JWT’s AnxietyIndex is designed as a place to discuss how brands and consumers are responding to the global recession. With daily content updates, AnxietyIndex.com includes contributions from around JWT’s network, offering a truly global perspective.
Unilever detergent Ala does a good job defending its brand in its latest campaign. In the TV spot, Ala explains that while it’s a little more expensive than other laundry detergents, the brand provides value in the long run—especially since you need twice as much product with a cheaper brand to generate the same stain-fighting effect. In fact, a “cheaper” brand can end up costing you more.
The campaign—which takes a very similar approach to that of OMO washing powder in China—does a good job of explaining Ala’s benefits while avoiding the price wars.
In March, we offered up a lesson from Argentina’s past, looking at how one brand there responded to consumers during the country’s economic crisis in the early aughts. Several interesting case studies came out of that turbulent time, and today we offer one from Quilmes, a leading beer brand that struck a chord with soccer fans during the 2002 FIFA World Cup.

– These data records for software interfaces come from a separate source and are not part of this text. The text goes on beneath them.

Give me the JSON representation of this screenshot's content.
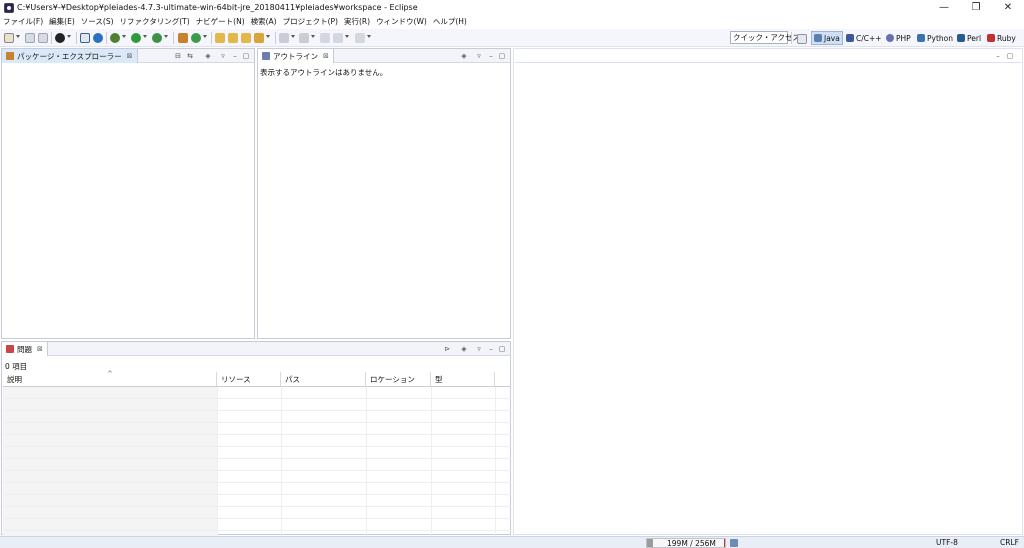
{
  "window": {
    "title": "C:¥Users¥-¥Desktop¥pleiades-4.7.3-ultimate-win-64bit-jre_20180411¥pleiades¥workspace - Eclipse",
    "controls": [
      "—",
      "❐",
      "✕"
    ]
  },
  "menu": [
    "ファイル(F)",
    "編集(E)",
    "ソース(S)",
    "リファクタリング(T)",
    "ナビゲート(N)",
    "検索(A)",
    "プロジェクト(P)",
    "実行(R)",
    "ウィンドウ(W)",
    "ヘルプ(H)"
  ],
  "toolbar": {
    "quick_access": "クイック・アクセス",
    "perspectives": [
      "Java",
      "C/C++",
      "PHP",
      "Python",
      "Perl",
      "Ruby"
    ],
    "active_perspective": "Java"
  },
  "package_explorer": {
    "tab_label": "パッケージ・エクスプローラー"
  },
  "outline": {
    "tab_label": "アウトライン",
    "message": "表示するアウトラインはありません。"
  },
  "problems": {
    "tab_label": "問題",
    "count": "0 項目",
    "columns": [
      "説明",
      "リソース",
      "パス",
      "ロケーション",
      "型"
    ]
  },
  "status": {
    "memory": "199M / 256M",
    "encoding": "UTF-8",
    "line_ending": "CRLF"
  },
  "colors": {
    "active_tab": "#dbe8f7",
    "accent": "#2c2255"
  }
}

Argentina is a country that loves soccer, and its citizens would do anything to see the national team win the World Cup. Quilmes, which sponsors the national team, created a commercial in which its players cheered the nation, urging them to pull through and get past the crisis (which resulted in severe inflation and high unemployment, among other things).

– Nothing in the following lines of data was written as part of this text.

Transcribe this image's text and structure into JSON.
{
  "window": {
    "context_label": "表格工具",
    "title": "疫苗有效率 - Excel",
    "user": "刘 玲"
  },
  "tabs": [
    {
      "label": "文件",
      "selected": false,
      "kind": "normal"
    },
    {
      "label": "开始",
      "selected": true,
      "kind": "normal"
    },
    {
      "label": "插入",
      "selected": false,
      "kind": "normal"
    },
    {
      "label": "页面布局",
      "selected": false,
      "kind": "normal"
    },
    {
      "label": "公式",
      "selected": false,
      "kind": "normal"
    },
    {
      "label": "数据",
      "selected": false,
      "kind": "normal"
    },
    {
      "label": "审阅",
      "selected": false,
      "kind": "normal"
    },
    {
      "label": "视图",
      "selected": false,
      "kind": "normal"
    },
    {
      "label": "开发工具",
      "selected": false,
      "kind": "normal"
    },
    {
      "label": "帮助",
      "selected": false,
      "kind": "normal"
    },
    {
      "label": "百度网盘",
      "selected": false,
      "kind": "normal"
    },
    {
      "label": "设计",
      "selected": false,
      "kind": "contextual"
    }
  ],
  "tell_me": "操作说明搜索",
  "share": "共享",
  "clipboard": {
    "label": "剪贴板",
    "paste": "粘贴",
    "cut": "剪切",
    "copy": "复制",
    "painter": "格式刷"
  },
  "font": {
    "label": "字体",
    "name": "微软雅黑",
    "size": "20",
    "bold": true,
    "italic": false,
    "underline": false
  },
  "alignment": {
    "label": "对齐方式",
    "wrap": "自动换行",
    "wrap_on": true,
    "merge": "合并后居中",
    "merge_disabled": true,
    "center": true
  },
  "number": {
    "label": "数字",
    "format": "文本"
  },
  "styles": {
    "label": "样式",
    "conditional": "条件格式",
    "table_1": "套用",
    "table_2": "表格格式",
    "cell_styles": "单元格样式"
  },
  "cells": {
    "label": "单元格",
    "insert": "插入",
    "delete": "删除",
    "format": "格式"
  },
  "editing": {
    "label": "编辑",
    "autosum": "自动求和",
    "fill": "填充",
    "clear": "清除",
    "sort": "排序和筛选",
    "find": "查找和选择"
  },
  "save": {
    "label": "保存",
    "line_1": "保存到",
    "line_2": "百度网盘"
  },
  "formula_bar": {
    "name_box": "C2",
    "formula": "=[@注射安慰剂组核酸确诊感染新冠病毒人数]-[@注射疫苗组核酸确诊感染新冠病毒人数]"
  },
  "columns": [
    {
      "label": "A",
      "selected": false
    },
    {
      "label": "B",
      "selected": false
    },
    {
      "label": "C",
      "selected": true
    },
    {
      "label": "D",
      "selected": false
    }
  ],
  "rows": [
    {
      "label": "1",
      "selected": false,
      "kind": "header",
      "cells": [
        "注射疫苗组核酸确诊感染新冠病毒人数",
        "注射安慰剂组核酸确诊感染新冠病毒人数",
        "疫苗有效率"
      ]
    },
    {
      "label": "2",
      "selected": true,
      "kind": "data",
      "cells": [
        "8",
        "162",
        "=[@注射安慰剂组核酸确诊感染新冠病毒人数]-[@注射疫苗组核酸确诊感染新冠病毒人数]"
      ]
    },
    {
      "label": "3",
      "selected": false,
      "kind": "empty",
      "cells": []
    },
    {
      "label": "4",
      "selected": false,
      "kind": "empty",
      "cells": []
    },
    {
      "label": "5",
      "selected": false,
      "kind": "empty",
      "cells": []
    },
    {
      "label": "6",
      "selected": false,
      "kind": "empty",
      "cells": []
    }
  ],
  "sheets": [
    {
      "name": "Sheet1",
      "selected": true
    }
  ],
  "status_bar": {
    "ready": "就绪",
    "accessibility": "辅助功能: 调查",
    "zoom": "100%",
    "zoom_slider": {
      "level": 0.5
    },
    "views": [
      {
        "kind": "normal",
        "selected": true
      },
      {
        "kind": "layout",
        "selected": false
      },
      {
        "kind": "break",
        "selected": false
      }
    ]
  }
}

When everything seems entangled and there’s no clear way out, brands can transmit positive messages by taking sides with the consumer and providing moral support—a very effective way of achieving a strong emotional bond.